• [Instructions for the task]:
Pick every line out of the entries below that holds the string "username", and report them.

• [Excerpted data]:
== Segment start ==

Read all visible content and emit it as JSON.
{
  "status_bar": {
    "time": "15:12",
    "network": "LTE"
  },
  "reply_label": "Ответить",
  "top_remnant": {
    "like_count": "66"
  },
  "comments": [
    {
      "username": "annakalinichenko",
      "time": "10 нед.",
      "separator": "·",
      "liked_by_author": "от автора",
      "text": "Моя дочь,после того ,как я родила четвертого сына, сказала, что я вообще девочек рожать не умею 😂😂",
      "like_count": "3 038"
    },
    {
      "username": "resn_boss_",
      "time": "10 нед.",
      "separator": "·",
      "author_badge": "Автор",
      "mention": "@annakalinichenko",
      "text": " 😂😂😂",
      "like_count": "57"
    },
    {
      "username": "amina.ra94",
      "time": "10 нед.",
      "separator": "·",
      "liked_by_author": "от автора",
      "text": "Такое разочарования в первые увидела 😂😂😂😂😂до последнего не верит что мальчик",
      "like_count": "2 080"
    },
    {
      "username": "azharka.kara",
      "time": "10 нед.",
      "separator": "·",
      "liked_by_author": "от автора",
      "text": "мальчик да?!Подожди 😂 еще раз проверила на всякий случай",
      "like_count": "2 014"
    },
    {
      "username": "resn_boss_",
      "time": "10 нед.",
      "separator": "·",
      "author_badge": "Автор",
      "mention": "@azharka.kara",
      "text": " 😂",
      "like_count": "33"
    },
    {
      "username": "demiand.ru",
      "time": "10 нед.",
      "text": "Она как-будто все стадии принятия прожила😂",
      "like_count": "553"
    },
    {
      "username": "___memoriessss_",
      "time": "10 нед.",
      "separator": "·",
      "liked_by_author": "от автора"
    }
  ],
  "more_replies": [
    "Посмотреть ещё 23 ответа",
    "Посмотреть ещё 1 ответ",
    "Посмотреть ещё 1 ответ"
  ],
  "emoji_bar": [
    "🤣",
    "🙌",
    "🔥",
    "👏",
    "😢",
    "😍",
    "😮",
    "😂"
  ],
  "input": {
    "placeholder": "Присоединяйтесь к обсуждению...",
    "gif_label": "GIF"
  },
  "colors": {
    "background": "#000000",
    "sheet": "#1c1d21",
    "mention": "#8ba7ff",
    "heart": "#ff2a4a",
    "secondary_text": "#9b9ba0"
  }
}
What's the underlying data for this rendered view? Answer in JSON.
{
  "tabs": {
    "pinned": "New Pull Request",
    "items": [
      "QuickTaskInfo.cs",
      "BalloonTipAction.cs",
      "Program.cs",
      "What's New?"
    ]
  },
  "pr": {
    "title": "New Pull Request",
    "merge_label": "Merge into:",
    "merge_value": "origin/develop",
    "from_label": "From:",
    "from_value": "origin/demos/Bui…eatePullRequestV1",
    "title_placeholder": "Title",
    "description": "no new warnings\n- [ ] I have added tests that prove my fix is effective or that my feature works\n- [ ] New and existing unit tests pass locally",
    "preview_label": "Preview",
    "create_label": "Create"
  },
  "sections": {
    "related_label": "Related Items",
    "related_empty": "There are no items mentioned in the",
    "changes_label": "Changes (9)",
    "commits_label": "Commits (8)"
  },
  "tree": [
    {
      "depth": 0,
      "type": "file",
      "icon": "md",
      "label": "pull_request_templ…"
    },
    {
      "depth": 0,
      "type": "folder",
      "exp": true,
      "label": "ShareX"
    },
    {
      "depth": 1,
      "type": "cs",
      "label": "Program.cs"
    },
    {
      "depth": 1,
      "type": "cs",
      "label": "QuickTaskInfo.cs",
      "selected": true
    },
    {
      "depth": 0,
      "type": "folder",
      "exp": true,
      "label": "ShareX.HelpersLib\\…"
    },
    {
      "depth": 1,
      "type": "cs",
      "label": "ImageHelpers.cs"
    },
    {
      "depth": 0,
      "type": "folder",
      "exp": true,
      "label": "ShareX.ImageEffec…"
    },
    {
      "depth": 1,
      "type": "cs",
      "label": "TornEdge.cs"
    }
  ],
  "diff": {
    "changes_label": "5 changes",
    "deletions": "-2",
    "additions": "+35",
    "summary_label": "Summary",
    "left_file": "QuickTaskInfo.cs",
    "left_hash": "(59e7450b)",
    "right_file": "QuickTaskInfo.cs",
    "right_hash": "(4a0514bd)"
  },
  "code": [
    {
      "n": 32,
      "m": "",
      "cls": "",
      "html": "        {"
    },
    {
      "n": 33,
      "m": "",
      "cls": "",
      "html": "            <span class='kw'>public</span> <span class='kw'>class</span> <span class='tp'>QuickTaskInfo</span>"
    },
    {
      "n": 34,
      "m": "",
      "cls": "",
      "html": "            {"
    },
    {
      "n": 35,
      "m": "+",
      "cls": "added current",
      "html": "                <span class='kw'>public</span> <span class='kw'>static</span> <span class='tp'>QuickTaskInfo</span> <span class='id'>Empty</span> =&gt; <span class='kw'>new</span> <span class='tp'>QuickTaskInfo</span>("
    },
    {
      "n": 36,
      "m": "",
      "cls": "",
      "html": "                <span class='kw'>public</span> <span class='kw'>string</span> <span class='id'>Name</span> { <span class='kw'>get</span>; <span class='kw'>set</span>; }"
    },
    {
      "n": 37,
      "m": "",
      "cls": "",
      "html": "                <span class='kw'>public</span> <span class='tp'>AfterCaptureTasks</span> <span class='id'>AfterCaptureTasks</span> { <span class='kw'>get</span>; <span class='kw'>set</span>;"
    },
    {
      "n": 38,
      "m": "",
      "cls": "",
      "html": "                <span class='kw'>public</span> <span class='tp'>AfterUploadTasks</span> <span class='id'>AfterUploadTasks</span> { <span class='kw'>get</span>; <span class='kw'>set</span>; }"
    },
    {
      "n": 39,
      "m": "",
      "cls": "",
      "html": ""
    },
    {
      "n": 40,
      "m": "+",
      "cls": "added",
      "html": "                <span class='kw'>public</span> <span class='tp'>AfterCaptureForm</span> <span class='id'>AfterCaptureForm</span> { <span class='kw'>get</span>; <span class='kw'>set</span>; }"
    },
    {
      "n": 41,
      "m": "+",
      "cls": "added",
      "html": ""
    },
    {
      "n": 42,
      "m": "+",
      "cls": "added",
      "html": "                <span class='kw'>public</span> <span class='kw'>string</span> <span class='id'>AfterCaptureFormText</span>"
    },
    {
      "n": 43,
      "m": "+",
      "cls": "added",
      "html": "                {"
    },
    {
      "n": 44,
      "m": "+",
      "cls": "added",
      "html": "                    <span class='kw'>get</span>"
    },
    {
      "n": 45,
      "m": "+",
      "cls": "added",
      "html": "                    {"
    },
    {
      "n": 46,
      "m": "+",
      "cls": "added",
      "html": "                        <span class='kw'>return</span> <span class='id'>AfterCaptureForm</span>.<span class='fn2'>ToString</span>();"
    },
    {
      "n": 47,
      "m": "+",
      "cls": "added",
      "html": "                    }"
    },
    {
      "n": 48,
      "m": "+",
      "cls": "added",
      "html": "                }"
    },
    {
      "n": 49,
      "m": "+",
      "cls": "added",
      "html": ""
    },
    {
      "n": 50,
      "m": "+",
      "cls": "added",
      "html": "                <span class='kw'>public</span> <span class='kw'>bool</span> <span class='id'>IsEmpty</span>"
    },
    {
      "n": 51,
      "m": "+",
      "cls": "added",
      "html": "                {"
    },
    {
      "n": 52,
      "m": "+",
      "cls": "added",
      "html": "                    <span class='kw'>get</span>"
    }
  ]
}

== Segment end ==

• [Your response]:
      "username": "annakalinichenko",
      "username": "resn_boss_",
      "username": "amina.ra94",
      "username": "azharka.kara",
      "username": "resn_boss_",
      "username": "demiand.ru",
      "username": "___memoriessss_",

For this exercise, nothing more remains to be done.